You guys are crazy if you think that Virgin dont have any plans for IPv6, they are an ISP and will die if they dont support it. Maybe they just dont want to communicate it with the customers since the vast majority of their customers wont give a rats ass about it.
IPv4 will be around for a few more years yet, we still have loads of address which can be reused.
The majority of customers have no idea what IPv6 is because they're not technical, so nobody can expect them to voice any interest, neither we nor VirginMedia. For that matter, those customers don't know what IPv4 is either. This is all just "the Internet" for them, or worse, they think it's all the Web. 🙂
But we know what IPv6 is, and VM's techies know, and I expect that the company probably *does* want to communicate with customers when it's feasible. After all, a company that doesn't listen to its customers is likely to be heading for trouble in due course.
In any event, there is no harm in asking Support to put us in contact with whoever might want to hear us on this issue. The worse that can happen is that Support refuses because they're not allowed to give us contact details.
What I fear more though is that they'll say "We'll pass it on up", but the message goes absolutely nowhere because of "Constipated Large Company Syndrome", which I've come across all too often as a contractor. (Workforce partitioned into functionally specialized divisions that don't interact except through their division heads, and those heads never rock the boat by pushing the envelope because it limits their promotion prospects.)

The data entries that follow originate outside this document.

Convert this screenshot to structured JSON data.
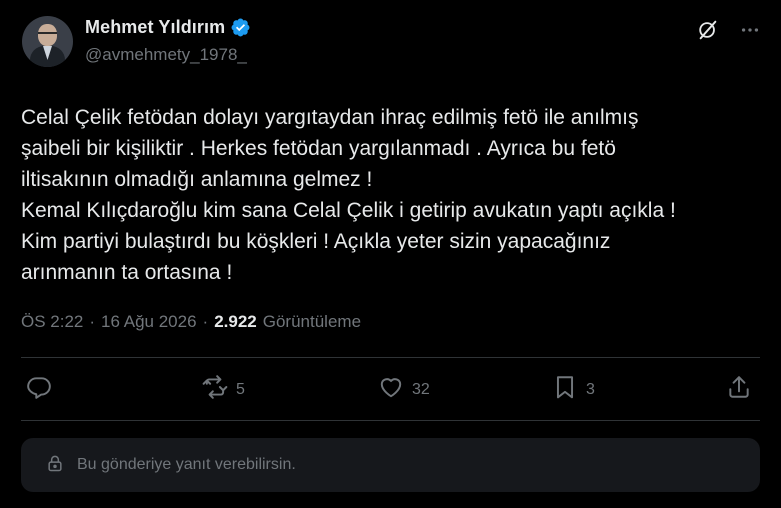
{
  "author": {
    "display_name": "Mehmet Yıldırım",
    "handle": "@avmehmety_1978_",
    "verified": true,
    "verified_color": "#1d9bf0"
  },
  "tweet": {
    "text": "Celal Çelik fetödan dolayı yargıtaydan ihraç edilmiş fetö ile anılmış\nşaibeli bir kişiliktir . Herkes fetödan yargılanmadı . Ayrıca bu fetö\niltisakının olmadığı anlamına gelmez !\nKemal Kılıçdaroğlu kim sana Celal Çelik i getirip avukatın yaptı açıkla !\nKim partiyi bulaştırdı bu köşkleri ! Açıkla yeter sizin yapacağınız\narınmanın ta ortasına !",
    "time": "ÖS 2:22",
    "date": "16 Ağu 2026",
    "views_count": "2.922",
    "views_label": "Görüntüleme",
    "separator": "·"
  },
  "actions": {
    "reply": {
      "icon": "reply-icon",
      "count": ""
    },
    "retweet": {
      "icon": "retweet-icon",
      "count": "5"
    },
    "like": {
      "icon": "heart-icon",
      "count": "32"
    },
    "bookmark": {
      "icon": "bookmark-icon",
      "count": "3"
    },
    "share": {
      "icon": "share-icon",
      "count": ""
    }
  },
  "top_icons": [
    "grok-icon",
    "more-icon"
  ],
  "reply_box": {
    "icon": "lock-icon",
    "text": "Bu gönderiye yanıt verebilirsin."
  },
  "colors": {
    "background": "#000000",
    "text": "#e7e9ea",
    "muted": "#71767b",
    "divider": "#2f3336",
    "reply_box_bg": "#16181c"
  }
}
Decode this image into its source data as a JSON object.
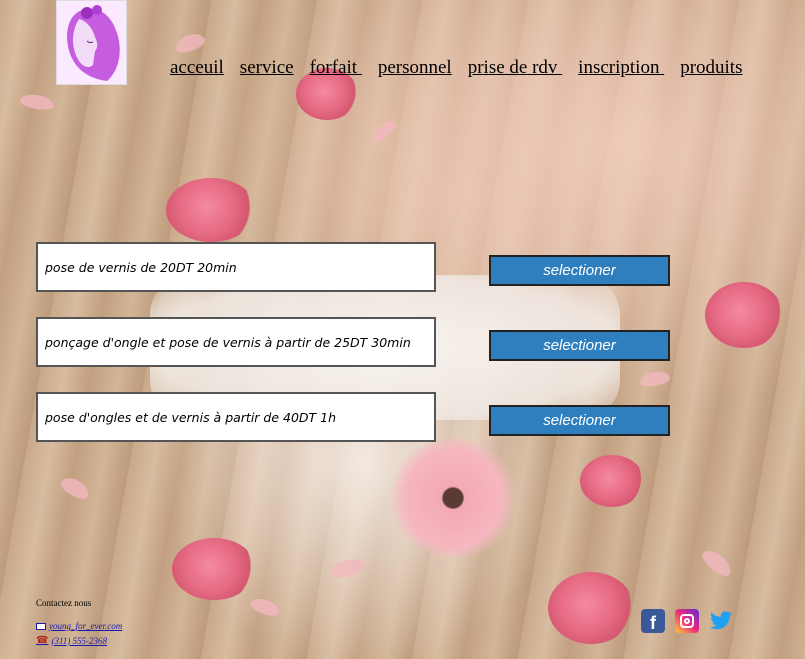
{
  "nav": {
    "items": [
      {
        "label": "acceuil",
        "active": false
      },
      {
        "label": "service",
        "active": false
      },
      {
        "label": "forfait ",
        "active": false
      },
      {
        "label": "personnel",
        "active": false
      },
      {
        "label": "prise de rdv ",
        "active": false
      },
      {
        "label": "inscription ",
        "active": false
      },
      {
        "label": "produits",
        "active": false
      }
    ]
  },
  "services": [
    {
      "description": "pose de vernis de 20DT 20min",
      "button": "selectioner"
    },
    {
      "description": "ponçage d'ongle et pose de vernis à partir de 25DT 30min",
      "button": "selectioner"
    },
    {
      "description": "pose d'ongles et de vernis à partir de 40DT 1h",
      "button": "selectioner"
    }
  ],
  "footer": {
    "contact_title": "Contactez nous",
    "email": "young_for_ever.com",
    "phone": "(311) 555-2368",
    "social": [
      "facebook-icon",
      "instagram-icon",
      "twitter-icon"
    ]
  },
  "colors": {
    "button": "#2f7fbf",
    "facebook": "#3b5998",
    "twitter": "#1da1f2"
  }
}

Anyway, we can but hope.
But you're right, VM either heads to IPv6 *fast* or its business will be gasping for air before long. IPv4 addresses have run out, and you can't continue to expand an ISP business without address space.
"If it only does IPv4, it is broken." -- George Michaelson, APNIC.
My he.net ip6 over ip4 tunnel works very well through my cable modem router. he.net can also allocate you a /64 in addition to the tunnel endpoint address. You can use the he.net DNS service to allocate forward and reverse DNS names to your ip6 addresses, and use the /64 to provide routes within your home network to all the other devices and computers. So I've been able to access ipv6 only services outside my network this way and also provide ipv6 servers globally visible over ipv6 running inside my home network.
Also using he.net IPV6 tunnel here, but I asked for, and got, a /48 prefix, so every VLAN here (there are several!) has a /64 allocated. On the face of it, that allows a ridiculously large number of IPV6 addresses for a home network, but then that's what IPV6 can do.
I don't use their DNS service since I was already using dyndns.com to provide resolution for my IPV4 servers, and they do support the use of AAAA records.
Matt McCloskey, Head of Applications & Services at VM Business, said:
"Since its invention we've seen the internet grow and evolve to the point where it's becoming increasingly clear that we're going to need more IPaddresses to sustain its growth. We now live in a connected society where almost every person has an IPenabled device on them at all times. The internet is maturing and the protocols need to change to enable this. However, there's no need to panic; we've been expecting this for a long-time and the necessary precautions have been taken to ensure a smooth switchover.
Here at Virgin MediaBusiness preparations have been ongoing for a long time. As well as our core and access networks being capable of supporting IPv6, we're rigorously testing our entire network to ensure that all customers have a smooth and simple transition when the time comes to flick the switch and turn IPv6on. We're really pleased with how our tests are advancing and are happy to say that by the end of 2012, we'll be able to fully support customers looking to switch to IPv6."
I think its time Virgin Media implemented some form of IPv6 support to allow its users to at least access IPv6 sites and services. Shouldn't need to wait to run of out IPv4 or some far off event like that. Its a new technology that lots of people are switching too so Virgin should be able to keep.